I've been working my way through the Adam Dalgliesh series for the past two years. And, it is no surprise that I am not done yet since P.D. James has written fourteen novels about the New Scotland Yard detective. I recently finished book number twelve, which is called The Murder Room. In Adam Dalgliesh, James has created a truly complex character with an intricate and compelling backstory that has made this series interesting to work through. Dalgliesh is not only a detective in New Scotland Yard, but also a published poet, a combination that perplexes many who meet him. He essentially deals with death during the day, and writes poetic verse in his spare time.
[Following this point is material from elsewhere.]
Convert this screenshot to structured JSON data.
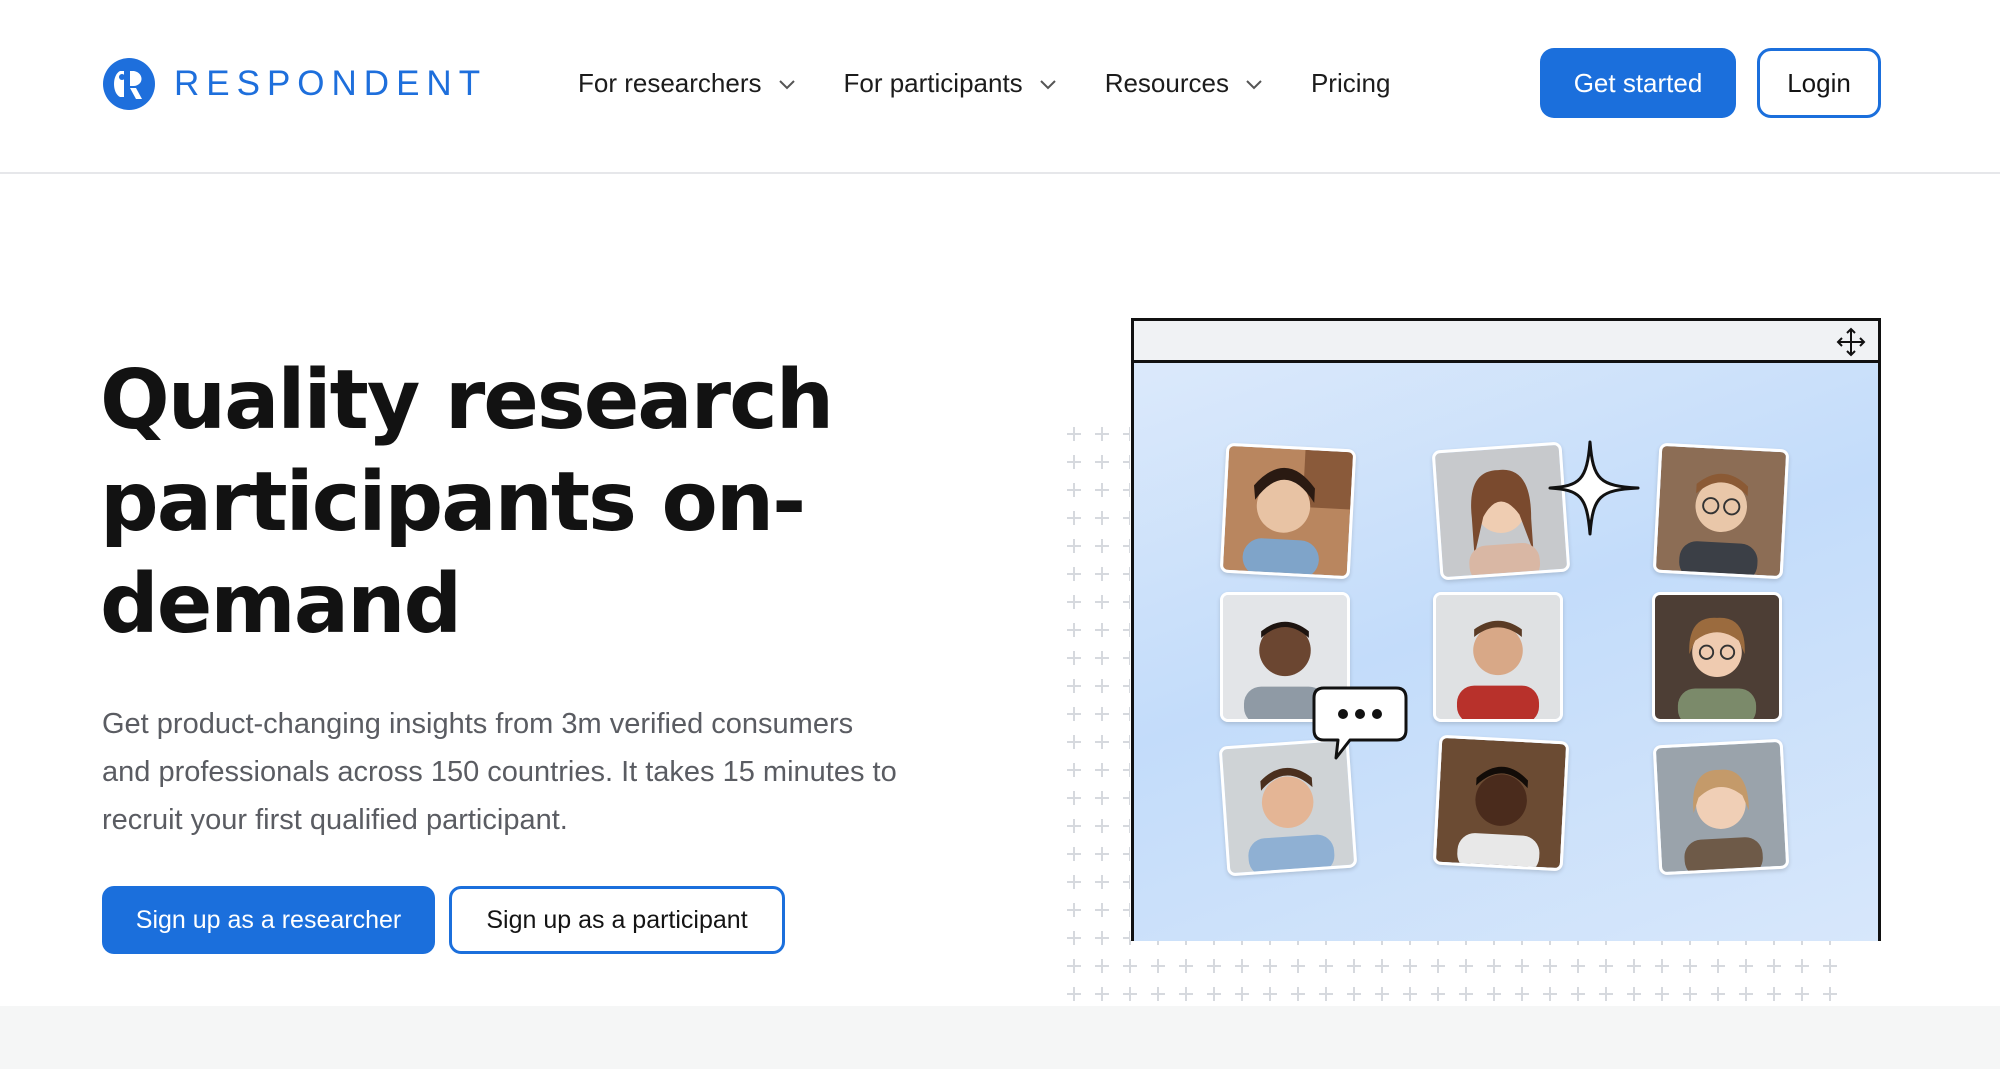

He is an intensely cerebral and private person with a tragic past that includes the loss of his wife and only child, both dying during childbirth.
Monday, November 10, 2014
Friday, November 7, 2014
I just finished reading Lost in Shangri-La by Mitchell Zuckoff, and I must say that it was a fascinating read. Zuckoff is a former award-winning Boston Globe reporter who recounts the exciting, and true story of an dangerous World War II rescue mission, where a plane crash drops three members of the U.S. military straight in the land that time forgot. With two of the survivors seriously injured, and a third mourning the loss of his twin brother in the same crash, the unlikely trio are stranded deep in the jungle with little food, water, or protection from the potential brutality of the cannibalistic tribes that inhabit the jungle. It's a compelling tale of survival and bravery that makes for an exciting read from beginning to end.
Wednesday, November 5, 2014
As you may know, I am putting the finishing touches on a new book called Beware of Greeks. The new artwork for the cover was finished over the weekend, and now it's time for the big reveal. So, it is my pleasure to now present the artwork for Beware of Greeks.